Republican Senator John Thune has rejected an effort from congressional Democrats to raise the federal minimum wage from $7.25 an hour to $15, pointing to his $6 or less hourly wages that he earned working at a restaurant as a “kid”.
The senator from South Dakota – where the state-level minimum wage is set at $9.45 – said that raising “the minimum wage is something that is particularly troubling and harmful, at a time when you’re trying to get people back to work ... because it drives up the cost of hiring people” during economic fallout from the coronavirus pandemic.
Congressional Republicans have objected to efforts to raise the federal minimum – which is even lower for tipped workers – as part of a $1.9 trillion Covid-19 relief package proposed by the White House and due tor a vote in the House of Representatives on Friday.
Mr Thune, who is 60 years old, said he “started bussing tables at $1 an hour, I went up to $2.25 when they moved me up in the place, then I finally made it to cook, which was big time, that was $6 an hour.”

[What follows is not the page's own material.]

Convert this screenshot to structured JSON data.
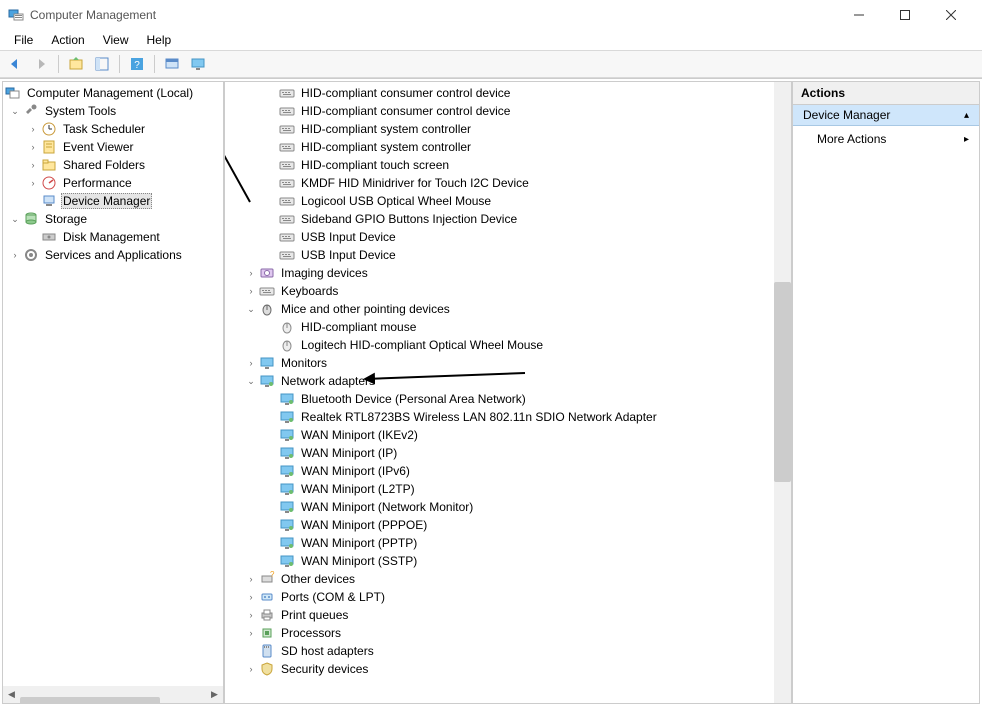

The senator graduated from Jones County High School in Murdo, South Dakota in 1979, when a $6 hourly wage – adjusted to modern inflation rates – would amount to roughly $23 in 2021 dollars.
Full-time workers earning the current federal minimum wage earn roughly $15,000 a year before taxes. The poverty line for single-person households is $12,880, according to the Department of Health and Human Services.
Under a proposed $15 an hour wage, minimum wage workers would earn roughly $31,200 a year.
The Independent has requested comment from Mr Thune’s office.
Senator Roger Marshall also said he had a “great part-time job” through high school and junior college to “supplement his income and helped me not have any debt when I finished college as well.”
The senator graduated from Kansas State University in 1984, when the average tuition for a four-year public university nationally was roughly $1,150. That cost is now more than $20,000 as of the 2017-2018 school year.
In 2019, 82.3 million US workers aged 16 and older were paid at hourly rates, representing 58.1 per cent of all wage and salary workers, according to the US Bureau of Labour Statistics.
Nearly 400,000 of those workers earned “exactly the prevailing federal minimum wage of $7.25 per hour” while 1.2 million Americas earned wages below the federal minimum.
Raising the federally set minimum wage from $7.25 to $15 an hour would lift nearly 1 million people out of poverty and raise wages for millions of Americans, according to the Congressional Budget Office.
Seven states and Washington DC have passed legislation to raise their minimum wages to $15, but $7.25 an hour remains the minimum wage in 21 other states. Alabama, Louisiana, Mississippi, New Hampshire, South Carolina and Tennessee don’t have a state-set minimum wage, instead relying on the federal rate. Georgia and Wyoming have set their minimum to just $5.15, lower than the federal rate, which applies instead.
The Economic Policy Institute reported that the minimum wage, if adjusted for inflation, should have exceeded $15 by 2020.
“Yet since the late 1960s, lawmakers have let the value of the minimum wage erode, allowing inflation to gradually reduce the buying power of a minimum wage income,” according to a 2019 report.
The gradual increases in the years that followed have been too small to meet the decline in wage value after 1968, when the minimum wage peaked at its inflation-adjusted terms, the organisation reported.
A $7.25 wage in 2018 was worth 14.8 per cent less than when it was last raised nearly 10 years earlier, after adjusting for inflation, and 28.6 per cent below its peak value in 1968, when the minimum wage was the equivalent of $10.15 in 2018 dollars, the report found.
“This decline in purchasing power means low-wage workers have to work longer hours now just to achieve the standard of living that was considered the bare minimum half a century ago,” according to the report.
Republican senators Tom Cotton and Mitt Romney have proposed the Higher Wages for American Workers Act, which would raise the federal hourly minimum from $7.25 to $10 over a five-year period.
The plan would only raise wages for roughly 3 per cent of American workers, according to the Economic Policy Institute.
“It is unconscionable that we should pay the lowest-wage workers today less than what they earned five decades ago, while the economy’s productivity has more than doubled over the last 50 years,” analysis argued.
Join our new commenting forum
Join thought-provoking conversations, follow other Independent readers and see their replies